    The real push for streetcars comes from engineering firms that stand to earn millions of dollars planning, designing, and building streetcar lines. These companies and other streetcar advocates make two major arguments in favor of streetcar construction. The first argument is that streetcars promote economic development. This claim is largely based on the experience of Portland, Oregon, where installation of a $103-million, 4-mile streetcar line supposedly resulted in $3.5 billion worth of new construction.

    What streetcar advocates rarely if ever mention is that the city also gave developers hundreds of millions of dollars of infrastructure subsidies, tax breaks, and other incentives to build in the streetcar corridor. Almost no new development took place on portions of the streetcar route where developers received no additional subsidies.

    The second argument is that streetcars are “quality transit,” superior to buses in terms of capacities, potential to attract riders, operating costs, and environmental quality. In fact, a typical bus has more seats than a streetcar, and a bus route can move up to five times as many people per hour, in greater comfort, than a streetcar line. Numerous private bus operators provide successful upscale bus service in both urban and intercity settings.

    Streetcars cost roughly twice as much to operate, per vehicle mile, as buses. They also cost far more to build and maintain. Streetcars are no more energy efficient than buses and, at least in regions that get most electricity from burning fossil fuels, the electricity powering streetcars produces as much or more greenhouse gases and other air emissions as buses.

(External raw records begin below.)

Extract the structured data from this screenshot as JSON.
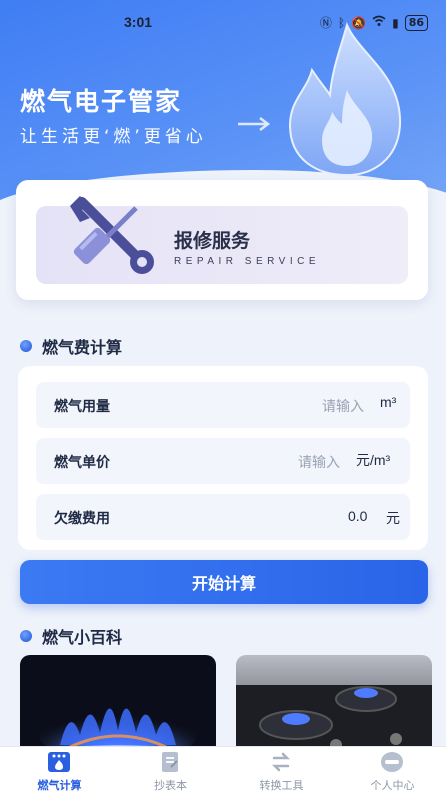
{
  "status_bar": {
    "time": "3:01",
    "battery": "86"
  },
  "header": {
    "title": "燃气电子管家",
    "slogan": "让生活更‘燃’更省心"
  },
  "repair": {
    "title": "报修服务",
    "subtitle": "REPAIR SERVICE"
  },
  "calc": {
    "section_title": "燃气费计算",
    "rows": [
      {
        "label": "燃气用量",
        "placeholder": "请输入",
        "unit": "m³"
      },
      {
        "label": "燃气单价",
        "placeholder": "请输入",
        "unit": "元/m³"
      },
      {
        "label": "欠缴费用",
        "value": "0.0",
        "unit": "元"
      }
    ],
    "button": "开始计算"
  },
  "wiki": {
    "section_title": "燃气小百科"
  },
  "tabs": [
    {
      "label": "燃气计算",
      "icon": "stove-icon",
      "active": true
    },
    {
      "label": "抄表本",
      "icon": "notebook-icon",
      "active": false
    },
    {
      "label": "转换工具",
      "icon": "convert-icon",
      "active": false
    },
    {
      "label": "个人中心",
      "icon": "profile-icon",
      "active": false
    }
  ],
  "colors": {
    "primary": "#2a64e8",
    "hero": "#3f7df4",
    "background": "#eef2fa"
  }
}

    Based on 19th-century technology, the streetcar has no place in American cities today except when it functions as part of a completely selfsupporting tourist line. Instead of subsidizing streetcars, cities should concentrate on basic — and modern — services such as fixing streets, coordinating traffic signals, and improving roadway safety.


Subscribe to our mailing list